→ **What the exercise asks**
Sift through the material below and return the lines with "label".

→ **Provided entries**
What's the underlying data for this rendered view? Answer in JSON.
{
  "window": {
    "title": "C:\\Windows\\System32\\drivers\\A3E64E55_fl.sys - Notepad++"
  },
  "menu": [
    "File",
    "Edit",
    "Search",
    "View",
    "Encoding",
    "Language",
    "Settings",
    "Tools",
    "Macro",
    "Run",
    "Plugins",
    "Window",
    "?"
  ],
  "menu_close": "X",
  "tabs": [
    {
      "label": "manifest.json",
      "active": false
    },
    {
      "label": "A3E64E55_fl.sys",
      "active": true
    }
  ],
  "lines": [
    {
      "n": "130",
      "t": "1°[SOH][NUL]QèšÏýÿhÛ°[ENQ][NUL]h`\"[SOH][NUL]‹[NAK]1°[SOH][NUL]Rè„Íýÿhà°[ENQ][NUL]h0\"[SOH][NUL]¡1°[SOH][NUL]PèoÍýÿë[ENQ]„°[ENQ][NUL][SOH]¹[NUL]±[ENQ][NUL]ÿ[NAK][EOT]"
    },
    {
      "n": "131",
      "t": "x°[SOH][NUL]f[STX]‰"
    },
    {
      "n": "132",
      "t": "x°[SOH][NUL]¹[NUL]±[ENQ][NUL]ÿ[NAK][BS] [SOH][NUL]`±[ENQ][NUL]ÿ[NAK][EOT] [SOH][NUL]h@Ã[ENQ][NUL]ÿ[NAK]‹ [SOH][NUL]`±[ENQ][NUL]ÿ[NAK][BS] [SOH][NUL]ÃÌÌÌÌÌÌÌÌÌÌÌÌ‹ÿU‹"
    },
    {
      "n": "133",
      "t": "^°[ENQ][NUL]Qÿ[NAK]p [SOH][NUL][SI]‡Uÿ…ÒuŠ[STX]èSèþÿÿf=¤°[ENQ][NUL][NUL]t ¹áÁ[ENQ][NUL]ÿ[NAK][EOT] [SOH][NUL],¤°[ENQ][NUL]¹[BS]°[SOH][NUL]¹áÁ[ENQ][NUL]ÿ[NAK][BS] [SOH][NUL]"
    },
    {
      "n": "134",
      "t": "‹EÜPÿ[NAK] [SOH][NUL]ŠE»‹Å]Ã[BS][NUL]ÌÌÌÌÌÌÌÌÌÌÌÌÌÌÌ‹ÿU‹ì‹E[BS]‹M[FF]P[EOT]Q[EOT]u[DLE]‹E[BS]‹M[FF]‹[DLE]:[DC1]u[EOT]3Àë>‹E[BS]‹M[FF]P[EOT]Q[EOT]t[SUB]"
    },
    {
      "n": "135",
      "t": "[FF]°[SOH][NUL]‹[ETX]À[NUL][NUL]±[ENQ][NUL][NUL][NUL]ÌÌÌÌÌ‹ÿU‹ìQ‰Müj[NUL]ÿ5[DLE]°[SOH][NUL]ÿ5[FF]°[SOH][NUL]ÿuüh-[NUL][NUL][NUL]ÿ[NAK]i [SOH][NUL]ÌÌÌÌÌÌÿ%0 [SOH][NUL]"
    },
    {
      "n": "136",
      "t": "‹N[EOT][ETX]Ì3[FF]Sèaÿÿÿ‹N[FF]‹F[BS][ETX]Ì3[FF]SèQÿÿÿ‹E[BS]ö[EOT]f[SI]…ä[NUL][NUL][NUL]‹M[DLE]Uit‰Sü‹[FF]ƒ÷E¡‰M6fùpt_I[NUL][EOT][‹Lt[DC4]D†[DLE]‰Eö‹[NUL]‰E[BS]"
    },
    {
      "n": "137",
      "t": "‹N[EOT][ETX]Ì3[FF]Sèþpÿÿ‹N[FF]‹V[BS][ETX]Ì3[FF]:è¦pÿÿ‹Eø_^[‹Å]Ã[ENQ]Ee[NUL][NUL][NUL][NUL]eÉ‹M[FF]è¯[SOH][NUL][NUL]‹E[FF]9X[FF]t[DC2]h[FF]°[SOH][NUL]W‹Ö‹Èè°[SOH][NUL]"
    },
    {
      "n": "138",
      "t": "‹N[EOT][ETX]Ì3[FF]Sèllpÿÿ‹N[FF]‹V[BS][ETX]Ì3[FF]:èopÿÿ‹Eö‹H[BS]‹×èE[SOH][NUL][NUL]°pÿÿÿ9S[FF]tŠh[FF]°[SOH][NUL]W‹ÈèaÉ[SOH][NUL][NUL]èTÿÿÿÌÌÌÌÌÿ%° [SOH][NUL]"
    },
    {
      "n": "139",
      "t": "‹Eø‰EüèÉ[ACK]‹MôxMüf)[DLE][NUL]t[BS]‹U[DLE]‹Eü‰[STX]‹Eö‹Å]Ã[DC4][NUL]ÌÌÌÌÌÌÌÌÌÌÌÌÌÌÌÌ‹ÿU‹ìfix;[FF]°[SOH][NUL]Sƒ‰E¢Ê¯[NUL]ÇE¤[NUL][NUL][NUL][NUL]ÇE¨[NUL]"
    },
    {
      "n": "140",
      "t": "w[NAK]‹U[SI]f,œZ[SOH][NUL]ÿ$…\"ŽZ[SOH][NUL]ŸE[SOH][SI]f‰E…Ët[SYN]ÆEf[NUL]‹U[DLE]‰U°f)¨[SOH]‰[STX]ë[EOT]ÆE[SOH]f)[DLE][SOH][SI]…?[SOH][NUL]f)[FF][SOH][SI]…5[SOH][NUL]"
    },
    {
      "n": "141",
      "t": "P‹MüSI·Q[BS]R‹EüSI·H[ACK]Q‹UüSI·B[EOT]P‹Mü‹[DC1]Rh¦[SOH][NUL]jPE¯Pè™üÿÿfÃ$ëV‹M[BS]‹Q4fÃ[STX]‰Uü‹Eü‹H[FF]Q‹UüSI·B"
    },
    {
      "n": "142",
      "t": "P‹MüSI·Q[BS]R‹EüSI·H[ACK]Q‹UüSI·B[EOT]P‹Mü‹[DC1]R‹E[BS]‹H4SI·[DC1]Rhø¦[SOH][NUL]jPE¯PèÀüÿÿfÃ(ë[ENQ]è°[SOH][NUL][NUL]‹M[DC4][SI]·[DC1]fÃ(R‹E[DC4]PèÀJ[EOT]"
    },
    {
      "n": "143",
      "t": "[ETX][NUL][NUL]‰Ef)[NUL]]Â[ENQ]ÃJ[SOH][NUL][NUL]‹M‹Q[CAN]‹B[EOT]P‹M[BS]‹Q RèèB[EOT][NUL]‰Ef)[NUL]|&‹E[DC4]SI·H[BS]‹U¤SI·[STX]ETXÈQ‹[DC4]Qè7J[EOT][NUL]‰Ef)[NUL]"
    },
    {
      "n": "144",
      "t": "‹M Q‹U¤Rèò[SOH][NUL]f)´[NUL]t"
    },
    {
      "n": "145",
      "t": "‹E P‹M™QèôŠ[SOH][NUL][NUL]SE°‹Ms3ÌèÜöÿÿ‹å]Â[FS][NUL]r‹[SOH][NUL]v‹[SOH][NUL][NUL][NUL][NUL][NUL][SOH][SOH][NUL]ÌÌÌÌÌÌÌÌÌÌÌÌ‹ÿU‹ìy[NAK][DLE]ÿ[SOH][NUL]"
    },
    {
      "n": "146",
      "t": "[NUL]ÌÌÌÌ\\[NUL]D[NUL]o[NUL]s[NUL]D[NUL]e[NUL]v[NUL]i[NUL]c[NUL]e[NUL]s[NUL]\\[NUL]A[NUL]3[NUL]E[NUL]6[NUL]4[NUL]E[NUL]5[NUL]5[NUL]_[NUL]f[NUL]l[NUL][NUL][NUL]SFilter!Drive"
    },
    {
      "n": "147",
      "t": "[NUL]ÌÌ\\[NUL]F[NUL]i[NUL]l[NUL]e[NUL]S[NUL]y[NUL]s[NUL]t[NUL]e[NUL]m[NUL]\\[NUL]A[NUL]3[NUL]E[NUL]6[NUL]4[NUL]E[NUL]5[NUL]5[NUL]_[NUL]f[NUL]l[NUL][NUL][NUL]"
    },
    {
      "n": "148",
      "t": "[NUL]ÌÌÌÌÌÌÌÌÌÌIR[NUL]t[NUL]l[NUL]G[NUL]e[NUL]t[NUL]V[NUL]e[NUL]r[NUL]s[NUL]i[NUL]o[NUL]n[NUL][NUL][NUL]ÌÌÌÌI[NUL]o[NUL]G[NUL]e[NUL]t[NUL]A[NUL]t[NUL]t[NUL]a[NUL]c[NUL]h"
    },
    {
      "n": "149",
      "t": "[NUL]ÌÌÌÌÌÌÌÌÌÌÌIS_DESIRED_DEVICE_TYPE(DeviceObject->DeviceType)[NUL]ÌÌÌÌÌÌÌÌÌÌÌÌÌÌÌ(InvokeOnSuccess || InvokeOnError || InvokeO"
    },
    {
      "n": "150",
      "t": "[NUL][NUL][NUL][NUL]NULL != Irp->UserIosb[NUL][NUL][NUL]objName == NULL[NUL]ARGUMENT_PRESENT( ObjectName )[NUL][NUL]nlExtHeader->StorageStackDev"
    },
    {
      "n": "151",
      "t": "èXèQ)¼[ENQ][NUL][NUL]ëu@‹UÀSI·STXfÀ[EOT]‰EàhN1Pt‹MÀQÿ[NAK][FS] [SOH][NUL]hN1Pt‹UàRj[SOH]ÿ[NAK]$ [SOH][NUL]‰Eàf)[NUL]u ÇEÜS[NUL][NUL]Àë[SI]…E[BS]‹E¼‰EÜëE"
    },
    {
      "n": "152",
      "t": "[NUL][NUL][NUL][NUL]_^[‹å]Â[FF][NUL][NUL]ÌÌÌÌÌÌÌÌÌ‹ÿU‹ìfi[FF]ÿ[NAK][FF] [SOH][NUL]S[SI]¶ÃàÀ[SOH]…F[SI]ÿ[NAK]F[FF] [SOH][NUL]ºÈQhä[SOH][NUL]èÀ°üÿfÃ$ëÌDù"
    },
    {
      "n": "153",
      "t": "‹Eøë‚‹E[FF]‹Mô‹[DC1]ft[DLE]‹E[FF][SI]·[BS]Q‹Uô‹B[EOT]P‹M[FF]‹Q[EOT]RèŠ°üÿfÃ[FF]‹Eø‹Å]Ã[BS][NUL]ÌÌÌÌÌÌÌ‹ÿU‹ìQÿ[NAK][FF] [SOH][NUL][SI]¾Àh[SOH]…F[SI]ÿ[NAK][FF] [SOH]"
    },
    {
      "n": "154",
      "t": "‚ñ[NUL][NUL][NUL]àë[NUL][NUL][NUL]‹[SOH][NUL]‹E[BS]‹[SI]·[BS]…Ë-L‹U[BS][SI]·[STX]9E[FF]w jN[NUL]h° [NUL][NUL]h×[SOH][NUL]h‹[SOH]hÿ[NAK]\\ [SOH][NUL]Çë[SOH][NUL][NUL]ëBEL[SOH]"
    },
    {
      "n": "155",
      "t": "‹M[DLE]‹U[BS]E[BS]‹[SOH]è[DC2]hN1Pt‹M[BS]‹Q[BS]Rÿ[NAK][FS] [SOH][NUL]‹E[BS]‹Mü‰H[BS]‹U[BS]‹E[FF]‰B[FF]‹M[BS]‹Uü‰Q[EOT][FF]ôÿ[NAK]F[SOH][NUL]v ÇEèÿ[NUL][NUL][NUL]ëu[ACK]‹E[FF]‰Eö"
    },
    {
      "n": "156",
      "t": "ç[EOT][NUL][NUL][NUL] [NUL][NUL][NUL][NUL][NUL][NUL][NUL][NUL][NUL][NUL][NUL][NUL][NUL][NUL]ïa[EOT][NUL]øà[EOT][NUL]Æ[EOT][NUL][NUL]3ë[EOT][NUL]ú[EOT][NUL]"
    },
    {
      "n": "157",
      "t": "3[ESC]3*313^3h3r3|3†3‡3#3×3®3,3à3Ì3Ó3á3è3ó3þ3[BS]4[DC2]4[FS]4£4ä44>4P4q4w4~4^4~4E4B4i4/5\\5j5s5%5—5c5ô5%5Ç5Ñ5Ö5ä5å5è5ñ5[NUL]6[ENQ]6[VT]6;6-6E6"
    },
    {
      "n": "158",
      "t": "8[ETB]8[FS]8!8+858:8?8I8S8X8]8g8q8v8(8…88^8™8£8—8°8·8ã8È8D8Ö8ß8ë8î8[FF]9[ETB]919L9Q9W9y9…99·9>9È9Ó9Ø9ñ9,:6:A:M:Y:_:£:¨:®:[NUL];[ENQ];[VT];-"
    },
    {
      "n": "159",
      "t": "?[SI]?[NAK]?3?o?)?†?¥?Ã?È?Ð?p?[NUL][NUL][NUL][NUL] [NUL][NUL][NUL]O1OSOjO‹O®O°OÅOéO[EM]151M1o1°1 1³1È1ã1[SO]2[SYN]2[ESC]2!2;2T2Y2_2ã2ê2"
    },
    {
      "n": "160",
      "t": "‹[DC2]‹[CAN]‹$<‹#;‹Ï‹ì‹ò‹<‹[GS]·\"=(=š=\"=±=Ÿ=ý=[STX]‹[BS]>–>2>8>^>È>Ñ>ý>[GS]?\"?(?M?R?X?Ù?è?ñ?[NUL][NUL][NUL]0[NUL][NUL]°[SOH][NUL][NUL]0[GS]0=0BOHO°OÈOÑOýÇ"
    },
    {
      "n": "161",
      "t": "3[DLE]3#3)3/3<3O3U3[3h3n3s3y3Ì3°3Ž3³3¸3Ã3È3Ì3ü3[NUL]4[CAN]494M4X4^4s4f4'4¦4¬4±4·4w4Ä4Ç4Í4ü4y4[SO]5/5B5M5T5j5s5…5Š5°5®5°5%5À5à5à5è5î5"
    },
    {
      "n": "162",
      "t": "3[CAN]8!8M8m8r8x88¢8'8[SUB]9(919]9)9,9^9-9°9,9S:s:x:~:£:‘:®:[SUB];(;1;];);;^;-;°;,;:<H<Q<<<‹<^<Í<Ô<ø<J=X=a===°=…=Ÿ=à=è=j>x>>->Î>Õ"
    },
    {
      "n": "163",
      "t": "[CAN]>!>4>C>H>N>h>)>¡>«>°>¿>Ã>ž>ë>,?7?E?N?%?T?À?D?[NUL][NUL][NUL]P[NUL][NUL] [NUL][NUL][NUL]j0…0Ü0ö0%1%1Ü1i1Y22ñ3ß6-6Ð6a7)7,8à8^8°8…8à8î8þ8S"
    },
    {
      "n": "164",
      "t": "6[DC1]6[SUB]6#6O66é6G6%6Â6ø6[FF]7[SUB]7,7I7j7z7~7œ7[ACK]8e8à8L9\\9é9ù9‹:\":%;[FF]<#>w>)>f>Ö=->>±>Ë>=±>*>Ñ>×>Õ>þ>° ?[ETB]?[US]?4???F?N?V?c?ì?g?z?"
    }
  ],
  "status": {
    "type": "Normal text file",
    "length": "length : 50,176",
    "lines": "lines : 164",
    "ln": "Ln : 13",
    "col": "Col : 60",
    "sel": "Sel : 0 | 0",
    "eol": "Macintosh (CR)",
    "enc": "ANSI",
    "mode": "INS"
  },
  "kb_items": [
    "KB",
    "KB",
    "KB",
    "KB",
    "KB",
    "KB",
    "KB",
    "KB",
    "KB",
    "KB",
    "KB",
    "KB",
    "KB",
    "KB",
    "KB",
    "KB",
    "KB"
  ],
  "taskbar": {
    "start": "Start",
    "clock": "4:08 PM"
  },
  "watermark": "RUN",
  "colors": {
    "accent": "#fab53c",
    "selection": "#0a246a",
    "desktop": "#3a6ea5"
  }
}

→ **Output of the task**
      "label": "manifest.json",
      "label": "A3E64E55_fl.sys",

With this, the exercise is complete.